[RECORDS PROVIDED]:
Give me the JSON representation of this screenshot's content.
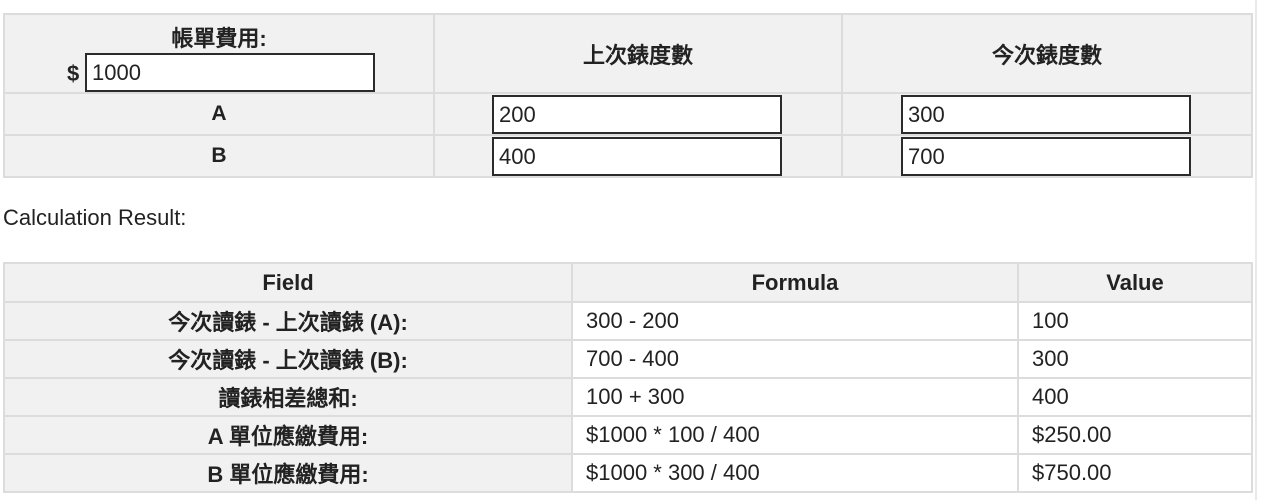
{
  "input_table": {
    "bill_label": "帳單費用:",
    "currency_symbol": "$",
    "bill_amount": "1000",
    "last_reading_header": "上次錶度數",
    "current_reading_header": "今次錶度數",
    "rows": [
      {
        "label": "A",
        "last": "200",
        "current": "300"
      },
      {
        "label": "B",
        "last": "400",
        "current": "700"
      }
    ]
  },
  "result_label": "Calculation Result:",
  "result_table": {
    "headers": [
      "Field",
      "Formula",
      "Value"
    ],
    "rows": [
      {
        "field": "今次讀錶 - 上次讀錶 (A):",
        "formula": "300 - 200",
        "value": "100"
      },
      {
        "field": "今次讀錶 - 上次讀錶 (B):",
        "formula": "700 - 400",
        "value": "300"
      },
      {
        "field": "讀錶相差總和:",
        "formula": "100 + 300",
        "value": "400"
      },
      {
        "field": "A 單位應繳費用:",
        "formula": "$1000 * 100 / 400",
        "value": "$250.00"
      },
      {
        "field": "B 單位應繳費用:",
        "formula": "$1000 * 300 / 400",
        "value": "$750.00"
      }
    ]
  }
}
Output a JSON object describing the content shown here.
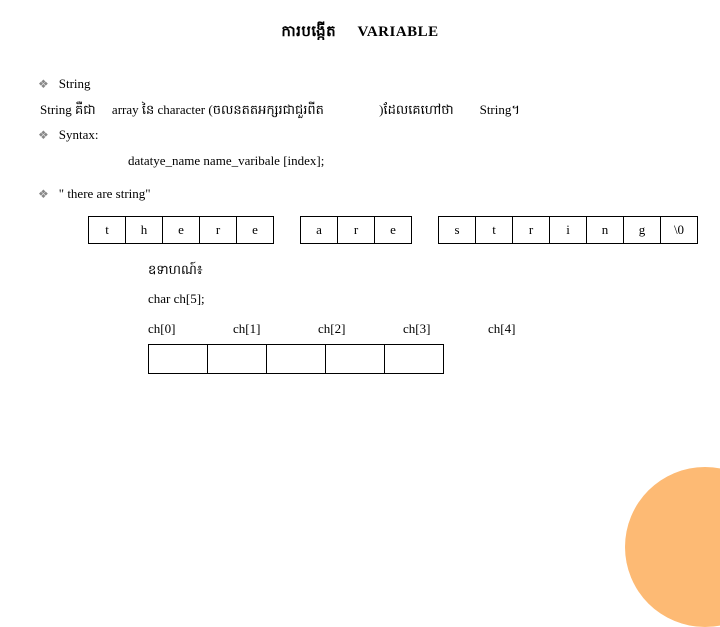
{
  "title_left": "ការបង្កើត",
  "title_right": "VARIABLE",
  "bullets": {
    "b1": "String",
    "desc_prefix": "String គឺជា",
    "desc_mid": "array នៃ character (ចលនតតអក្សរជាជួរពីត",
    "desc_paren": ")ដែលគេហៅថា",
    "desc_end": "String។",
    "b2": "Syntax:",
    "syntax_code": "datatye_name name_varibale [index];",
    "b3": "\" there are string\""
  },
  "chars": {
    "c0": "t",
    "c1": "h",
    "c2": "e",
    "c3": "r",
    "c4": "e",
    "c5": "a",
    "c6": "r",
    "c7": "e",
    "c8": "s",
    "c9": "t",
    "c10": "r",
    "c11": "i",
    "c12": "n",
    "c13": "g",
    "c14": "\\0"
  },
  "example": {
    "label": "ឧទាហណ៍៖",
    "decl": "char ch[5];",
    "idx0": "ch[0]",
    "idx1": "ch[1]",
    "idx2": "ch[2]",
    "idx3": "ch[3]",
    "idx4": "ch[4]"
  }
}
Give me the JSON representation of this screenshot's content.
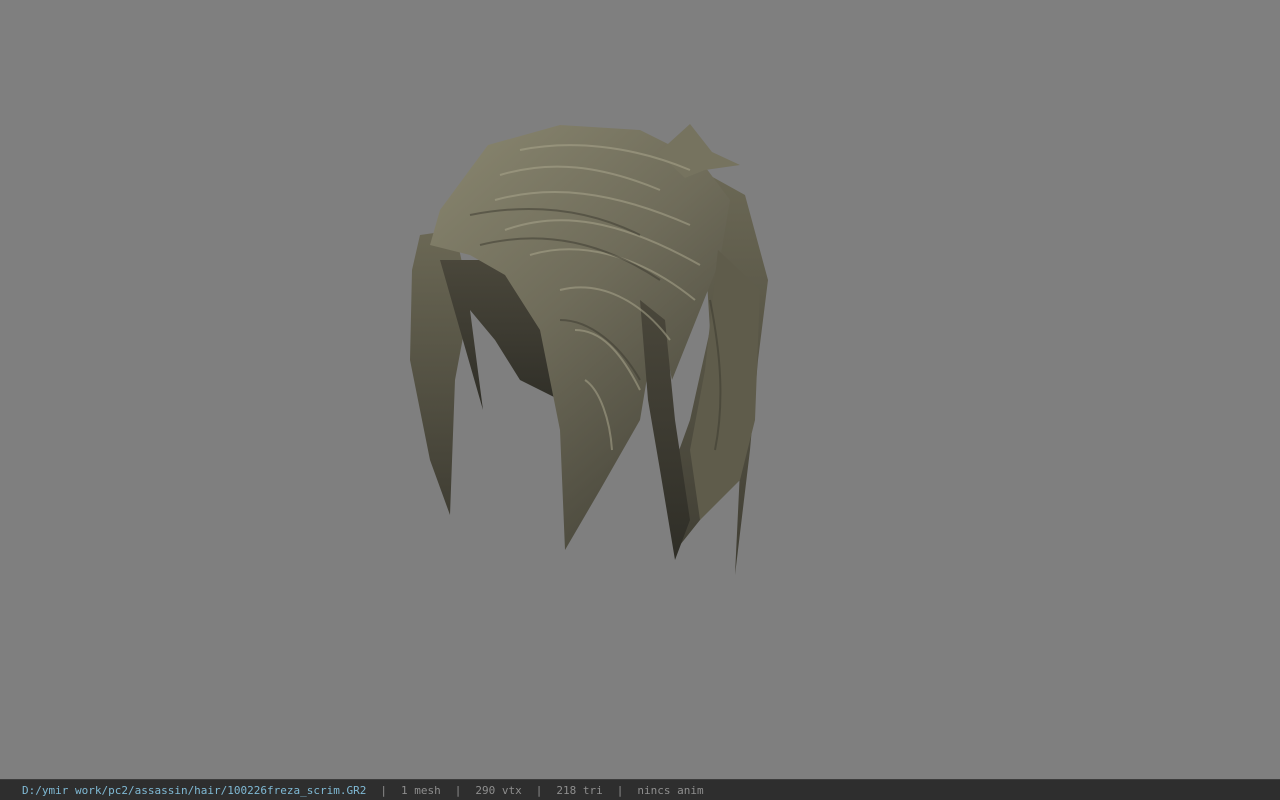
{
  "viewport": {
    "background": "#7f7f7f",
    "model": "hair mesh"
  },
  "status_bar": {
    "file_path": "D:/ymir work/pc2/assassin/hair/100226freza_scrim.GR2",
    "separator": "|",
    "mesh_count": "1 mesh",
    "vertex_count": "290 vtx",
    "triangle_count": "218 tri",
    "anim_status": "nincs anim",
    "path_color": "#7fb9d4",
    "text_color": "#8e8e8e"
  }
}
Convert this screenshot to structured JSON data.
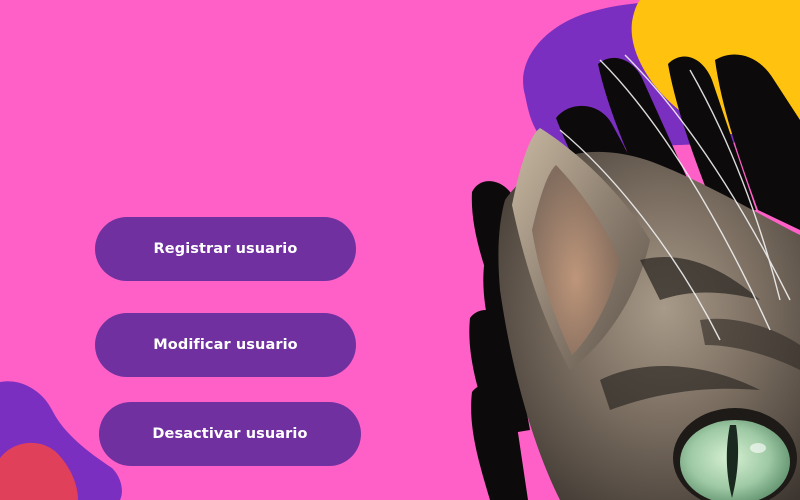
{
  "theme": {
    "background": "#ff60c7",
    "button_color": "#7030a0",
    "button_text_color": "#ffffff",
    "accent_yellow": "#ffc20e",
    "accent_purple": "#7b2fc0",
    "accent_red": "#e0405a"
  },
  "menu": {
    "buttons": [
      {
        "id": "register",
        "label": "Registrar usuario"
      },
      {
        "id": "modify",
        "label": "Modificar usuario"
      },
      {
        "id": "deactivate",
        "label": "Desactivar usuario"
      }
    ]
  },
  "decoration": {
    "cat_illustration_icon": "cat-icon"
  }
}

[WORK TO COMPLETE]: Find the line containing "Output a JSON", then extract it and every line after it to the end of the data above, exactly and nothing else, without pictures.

[THE ANSWER]:
Output a JSON object describing the content shown here.
{
  "title_left": "ការបង្កើត",
  "title_right": "VARIABLE",
  "bullets": {
    "b1": "String",
    "desc_prefix": "String គឺជា",
    "desc_mid": "array នៃ character (ចលនតតអក្សរជាជួរពីត",
    "desc_paren": ")ដែលគេហៅថា",
    "desc_end": "String។",
    "b2": "Syntax:",
    "syntax_code": "datatye_name name_varibale [index];",
    "b3": "\" there are string\""
  },
  "chars": {
    "c0": "t",
    "c1": "h",
    "c2": "e",
    "c3": "r",
    "c4": "e",
    "c5": "a",
    "c6": "r",
    "c7": "e",
    "c8": "s",
    "c9": "t",
    "c10": "r",
    "c11": "i",
    "c12": "n",
    "c13": "g",
    "c14": "\\0"
  },
  "example": {
    "label": "ឧទាហណ៍៖",
    "decl": "char ch[5];",
    "idx0": "ch[0]",
    "idx1": "ch[1]",
    "idx2": "ch[2]",
    "idx3": "ch[3]",
    "idx4": "ch[4]"
  }
}
Give me the JSON representation of this screenshot's content.
{
  "viewport": {
    "background": "#7f7f7f",
    "model": "hair mesh"
  },
  "status_bar": {
    "file_path": "D:/ymir work/pc2/assassin/hair/100226freza_scrim.GR2",
    "separator": "|",
    "mesh_count": "1 mesh",
    "vertex_count": "290 vtx",
    "triangle_count": "218 tri",
    "anim_status": "nincs anim",
    "path_color": "#7fb9d4",
    "text_color": "#8e8e8e"
  }
}
Convert this screenshot to structured JSON data.
{
  "theme": {
    "background": "#ff60c7",
    "button_color": "#7030a0",
    "button_text_color": "#ffffff",
    "accent_yellow": "#ffc20e",
    "accent_purple": "#7b2fc0",
    "accent_red": "#e0405a"
  },
  "menu": {
    "buttons": [
      {
        "id": "register",
        "label": "Registrar usuario"
      },
      {
        "id": "modify",
        "label": "Modificar usuario"
      },
      {
        "id": "deactivate",
        "label": "Desactivar usuario"
      }
    ]
  },
  "decoration": {
    "cat_illustration_icon": "cat-icon"
  }
}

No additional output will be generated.